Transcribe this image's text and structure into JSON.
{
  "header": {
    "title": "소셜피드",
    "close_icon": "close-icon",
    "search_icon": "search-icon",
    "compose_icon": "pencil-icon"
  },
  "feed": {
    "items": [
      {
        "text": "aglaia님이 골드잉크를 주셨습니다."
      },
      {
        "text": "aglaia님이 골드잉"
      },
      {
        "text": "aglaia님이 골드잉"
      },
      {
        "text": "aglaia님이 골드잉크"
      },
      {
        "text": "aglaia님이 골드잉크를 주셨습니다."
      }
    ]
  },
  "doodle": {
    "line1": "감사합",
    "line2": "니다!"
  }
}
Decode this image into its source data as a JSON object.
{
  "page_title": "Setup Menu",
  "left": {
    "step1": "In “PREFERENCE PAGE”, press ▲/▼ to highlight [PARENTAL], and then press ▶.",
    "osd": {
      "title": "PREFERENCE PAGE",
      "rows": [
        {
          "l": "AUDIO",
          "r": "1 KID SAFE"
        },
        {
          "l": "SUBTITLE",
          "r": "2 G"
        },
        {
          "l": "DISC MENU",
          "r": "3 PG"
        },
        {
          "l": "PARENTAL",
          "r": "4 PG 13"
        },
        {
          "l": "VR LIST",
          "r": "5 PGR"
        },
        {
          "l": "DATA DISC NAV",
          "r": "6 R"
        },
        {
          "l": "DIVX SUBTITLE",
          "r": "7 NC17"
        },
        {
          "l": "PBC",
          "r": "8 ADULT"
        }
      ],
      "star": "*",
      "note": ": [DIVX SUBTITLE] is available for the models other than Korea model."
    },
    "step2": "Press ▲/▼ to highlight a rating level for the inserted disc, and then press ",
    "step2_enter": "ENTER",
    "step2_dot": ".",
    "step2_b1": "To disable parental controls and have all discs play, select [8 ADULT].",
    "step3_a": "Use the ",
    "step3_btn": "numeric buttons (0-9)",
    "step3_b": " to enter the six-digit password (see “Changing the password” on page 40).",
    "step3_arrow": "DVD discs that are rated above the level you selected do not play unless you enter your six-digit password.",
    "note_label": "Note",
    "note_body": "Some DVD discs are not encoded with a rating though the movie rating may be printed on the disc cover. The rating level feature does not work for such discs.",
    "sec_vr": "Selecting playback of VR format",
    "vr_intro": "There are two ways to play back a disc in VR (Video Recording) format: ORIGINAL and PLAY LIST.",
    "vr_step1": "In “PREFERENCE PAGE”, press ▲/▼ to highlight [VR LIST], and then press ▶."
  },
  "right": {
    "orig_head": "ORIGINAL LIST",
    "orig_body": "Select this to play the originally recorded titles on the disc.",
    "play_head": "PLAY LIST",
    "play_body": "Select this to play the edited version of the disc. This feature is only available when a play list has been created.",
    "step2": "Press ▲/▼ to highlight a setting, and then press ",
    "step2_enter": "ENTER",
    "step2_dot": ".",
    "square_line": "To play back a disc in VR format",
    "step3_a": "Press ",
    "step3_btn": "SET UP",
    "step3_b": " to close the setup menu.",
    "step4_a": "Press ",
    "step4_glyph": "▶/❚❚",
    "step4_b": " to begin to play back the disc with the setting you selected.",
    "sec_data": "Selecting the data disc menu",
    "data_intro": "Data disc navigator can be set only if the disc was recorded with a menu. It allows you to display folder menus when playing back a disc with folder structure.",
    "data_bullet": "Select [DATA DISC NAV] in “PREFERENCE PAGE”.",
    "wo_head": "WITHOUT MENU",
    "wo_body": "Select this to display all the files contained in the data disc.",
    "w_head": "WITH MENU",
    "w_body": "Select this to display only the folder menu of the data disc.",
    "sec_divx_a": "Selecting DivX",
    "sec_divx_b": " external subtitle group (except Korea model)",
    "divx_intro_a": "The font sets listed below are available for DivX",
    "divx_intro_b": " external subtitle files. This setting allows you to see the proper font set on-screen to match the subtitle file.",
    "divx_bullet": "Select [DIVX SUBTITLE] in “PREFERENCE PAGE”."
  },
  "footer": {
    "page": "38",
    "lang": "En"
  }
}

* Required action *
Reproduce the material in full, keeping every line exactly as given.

* Task output *
Transcribe this image's text and structure into JSON.
{
  "header": {
    "title": "소셜피드",
    "close_icon": "close-icon",
    "search_icon": "search-icon",
    "compose_icon": "pencil-icon"
  },
  "feed": {
    "items": [
      {
        "text": "aglaia님이 골드잉크를 주셨습니다."
      },
      {
        "text": "aglaia님이 골드잉"
      },
      {
        "text": "aglaia님이 골드잉"
      },
      {
        "text": "aglaia님이 골드잉크"
      },
      {
        "text": "aglaia님이 골드잉크를 주셨습니다."
      }
    ]
  },
  "doodle": {
    "line1": "감사합",
    "line2": "니다!"
  }
}
Decode this image into its source data as a JSON object.
{
  "page_title": "Setup Menu",
  "left": {
    "step1": "In “PREFERENCE PAGE”, press ▲/▼ to highlight [PARENTAL], and then press ▶.",
    "osd": {
      "title": "PREFERENCE PAGE",
      "rows": [
        {
          "l": "AUDIO",
          "r": "1 KID SAFE"
        },
        {
          "l": "SUBTITLE",
          "r": "2 G"
        },
        {
          "l": "DISC MENU",
          "r": "3 PG"
        },
        {
          "l": "PARENTAL",
          "r": "4 PG 13"
        },
        {
          "l": "VR LIST",
          "r": "5 PGR"
        },
        {
          "l": "DATA DISC NAV",
          "r": "6 R"
        },
        {
          "l": "DIVX SUBTITLE",
          "r": "7 NC17"
        },
        {
          "l": "PBC",
          "r": "8 ADULT"
        }
      ],
      "star": "*",
      "note": ": [DIVX SUBTITLE] is available for the models other than Korea model."
    },
    "step2": "Press ▲/▼ to highlight a rating level for the inserted disc, and then press ",
    "step2_enter": "ENTER",
    "step2_dot": ".",
    "step2_b1": "To disable parental controls and have all discs play, select [8 ADULT].",
    "step3_a": "Use the ",
    "step3_btn": "numeric buttons (0-9)",
    "step3_b": " to enter the six-digit password (see “Changing the password” on page 40).",
    "step3_arrow": "DVD discs that are rated above the level you selected do not play unless you enter your six-digit password.",
    "note_label": "Note",
    "note_body": "Some DVD discs are not encoded with a rating though the movie rating may be printed on the disc cover. The rating level feature does not work for such discs.",
    "sec_vr": "Selecting playback of VR format",
    "vr_intro": "There are two ways to play back a disc in VR (Video Recording) format: ORIGINAL and PLAY LIST.",
    "vr_step1": "In “PREFERENCE PAGE”, press ▲/▼ to highlight [VR LIST], and then press ▶."
  },
  "right": {
    "orig_head": "ORIGINAL LIST",
    "orig_body": "Select this to play the originally recorded titles on the disc.",
    "play_head": "PLAY LIST",
    "play_body": "Select this to play the edited version of the disc. This feature is only available when a play list has been created.",
    "step2": "Press ▲/▼ to highlight a setting, and then press ",
    "step2_enter": "ENTER",
    "step2_dot": ".",
    "square_line": "To play back a disc in VR format",
    "step3_a": "Press ",
    "step3_btn": "SET UP",
    "step3_b": " to close the setup menu.",
    "step4_a": "Press ",
    "step4_glyph": "▶/❚❚",
    "step4_b": " to begin to play back the disc with the setting you selected.",
    "sec_data": "Selecting the data disc menu",
    "data_intro": "Data disc navigator can be set only if the disc was recorded with a menu. It allows you to display folder menus when playing back a disc with folder structure.",
    "data_bullet": "Select [DATA DISC NAV] in “PREFERENCE PAGE”.",
    "wo_head": "WITHOUT MENU",
    "wo_body": "Select this to display all the files contained in the data disc.",
    "w_head": "WITH MENU",
    "w_body": "Select this to display only the folder menu of the data disc.",
    "sec_divx_a": "Selecting DivX",
    "sec_divx_b": " external subtitle group (except Korea model)",
    "divx_intro_a": "The font sets listed below are available for DivX",
    "divx_intro_b": " external subtitle files. This setting allows you to see the proper font set on-screen to match the subtitle file.",
    "divx_bullet": "Select [DIVX SUBTITLE] in “PREFERENCE PAGE”."
  },
  "footer": {
    "page": "38",
    "lang": "En"
  }
}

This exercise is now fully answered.